Now, it's Samsung's turn to feel the pain:
- There's a new I-make-the-same-stuff-only-cheaper darling, Vizio, which has teamed up with Wal-Mart (in the US) for distribution
- Consumers are even less loyal to brand names than they were a few years ago, as it's now common knowledge that most of the innards of electronics devices are interchangeable, if not identical
- Manufacturers haven't done themselves any favors by introducing ever-more complicated products, many of which offer slightly nuanced performance characteristics that consumers find debilitating more than motivating
People are confused and suspicious, and default to making decisions based primarily on price, if they decide to make purchases at all.
Samsung is in a bit of a pickle. The good news is that it hasn’t been singled out for this rude treatment; the bad news is that all of its competitors are contending with it, or will, soon.
All of these businesses have to answer a fundamental question: what, if anything, constitutes brand in a 24/7, transparent, consumer-empowered marketplace and, after that question, how do businesses deliver branding?
Solutions aren't obvious or inescapable. Nobody needs consumer electronics brands, or at least nobody thinks that they do. And the actions that are going to change their minds aren't going to come from the same folks who brought us Branding 1.0: marvelously funny or visually stunning TV ads, virtual showrooms in online communities and games, and ever-new ways to push garbage onto our mobile phones are just dancing around the central challenge, without addressing it head-on.
I bought my last flat TV (plasma, LCD, I don't know, and I don't care) online from newegg.com and, as I type this, I can't tell you the brand name on it. I don't think it's Samsung.
There's the rub. Making the name and logo mean something is the only way any of the CE companies will get out of this wired/tired routine.
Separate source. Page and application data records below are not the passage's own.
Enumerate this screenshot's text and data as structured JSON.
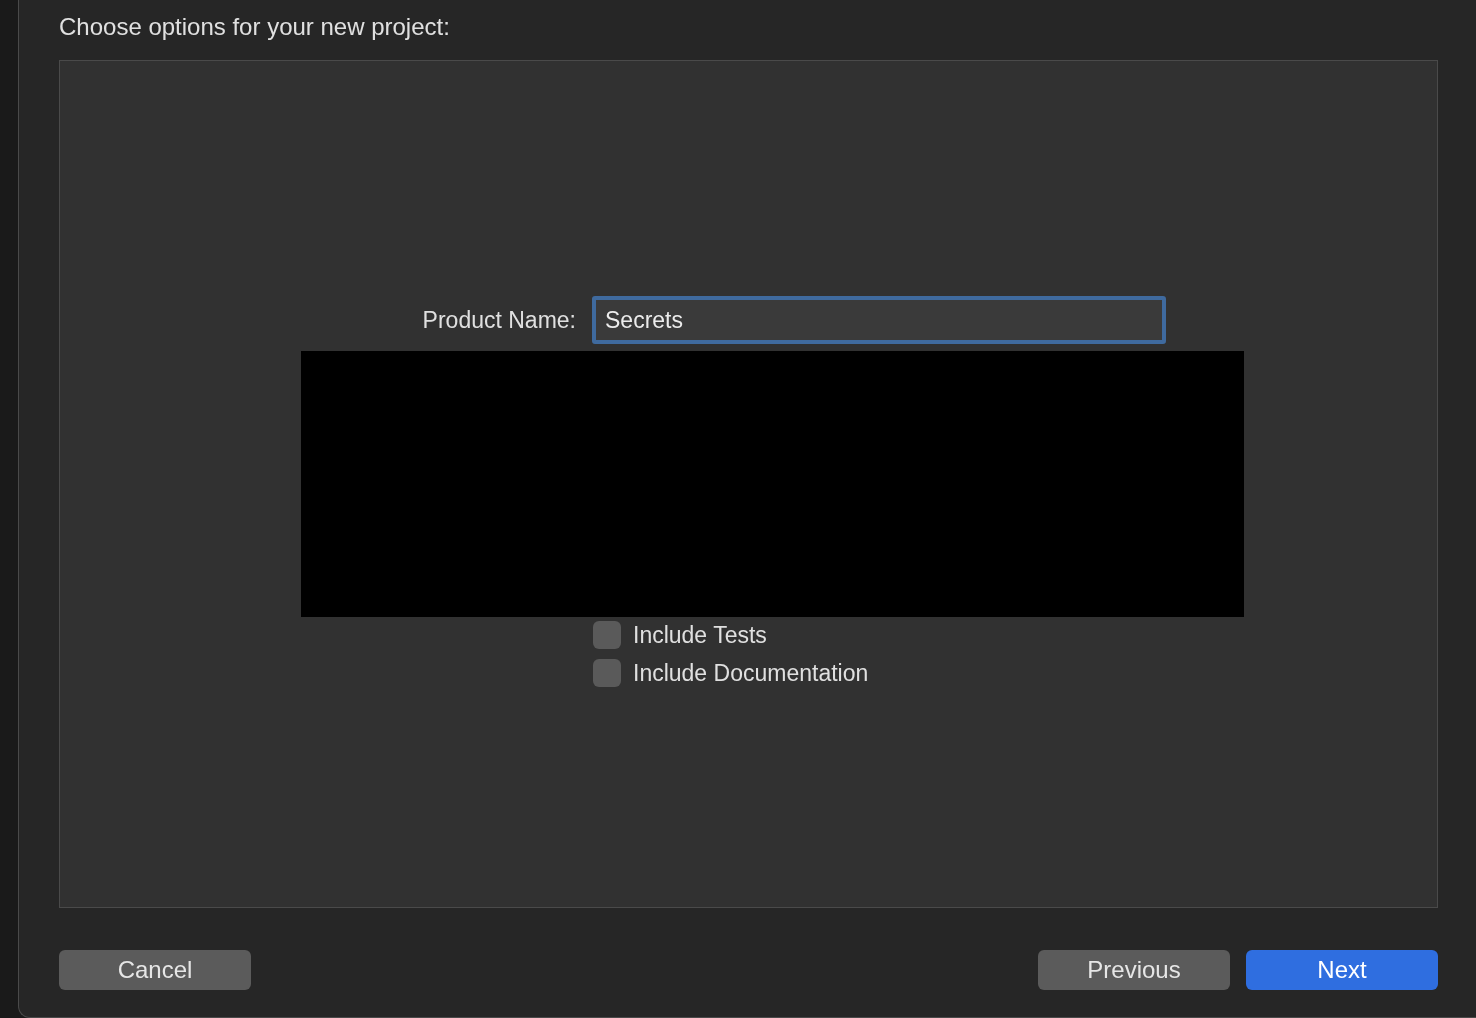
{
  "dialog": {
    "title": "Choose options for your new project:"
  },
  "product_name": {
    "label": "Product Name:",
    "value": "Secrets",
    "focused": true
  },
  "options": [
    {
      "label": "Include Tests",
      "checked": false
    },
    {
      "label": "Include Documentation",
      "checked": false
    }
  ],
  "buttons": [
    {
      "label": "Cancel",
      "kind": "secondary"
    },
    {
      "label": "Previous",
      "kind": "secondary"
    },
    {
      "label": "Next",
      "kind": "primary"
    }
  ]
}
And if all they can do is muster more brilliant branding communications, then I fear it'll just be deja vu, all over again.